Because the Amazon Comprehend job we have executed runs in an asynchronous manner, we need a separate Matillion job to load and transform the data received from Amazon Comprehend when the job completes. Typically, when integrating with an asynchronous process, you would typically choose a “polling” mechanism to determine when results are ready to load, or an “event driven” mechanism that will execute once results are available. Being cloud native, Matillion ETL has native integrations with some helpful cloud features that allows you to easily implement an “event driven” pattern. The output of an Amazon Comprehend job is a file that is placed into an S3 bucket. We can use that as the event that triggers the Matillion job to ingest and process the Amazon Comprehend output file. This article describes exactly how you can implement this exact event driven pattern with Matillion in AWS.
The Matillion job that ingests and transforms the Amazon Comprehend output data works in a simple 3 step process.
- Step 1 – Prepare the file to be loaded into the cloud data warehouse.
- Step 2 – Load the data into the cloud data warehouse
- Step 3 – Transform the data into an analytics ready state
The Bash Script component that is the first step here does some basic file preparation steps and moves the Amazon Comprehend output file into a specified S3 location that acts as a loading area.
The data in the Amazon Comprehend output file is in JSON format. Each JSON element represents an analyzed tweet from one of the Amazon Comprehend input files. Details such as the filename of the input file and the sentiment analysis score are embedded within the JSON information. The JSON data is loaded in its raw state into the cloud data warehouse. The transformation job then flattens the JSON data, parsing out the relevant information and appends that data to a target table in the cloud data warehouse. That target table represents the analytics-ready data against which you can now point your favorite reporting tool!
Twitter sentiment analysis dashboard
We created a simple interactive Tableau dashboard that helps to demonstrate the types of insights we were able to generate by following this process! In this Tableau Dashboard, I thought it would be interesting to see the trend of tweets related to mentions of some NFL teams (go Birds!) and some popular TV shows.

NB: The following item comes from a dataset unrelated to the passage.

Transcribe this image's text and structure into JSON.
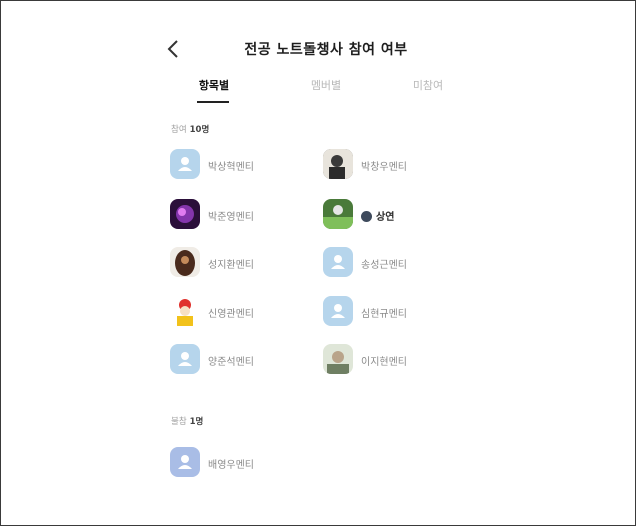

This could easily be used to track your own business related hashtags and summarize the trends around what people are saying around your business!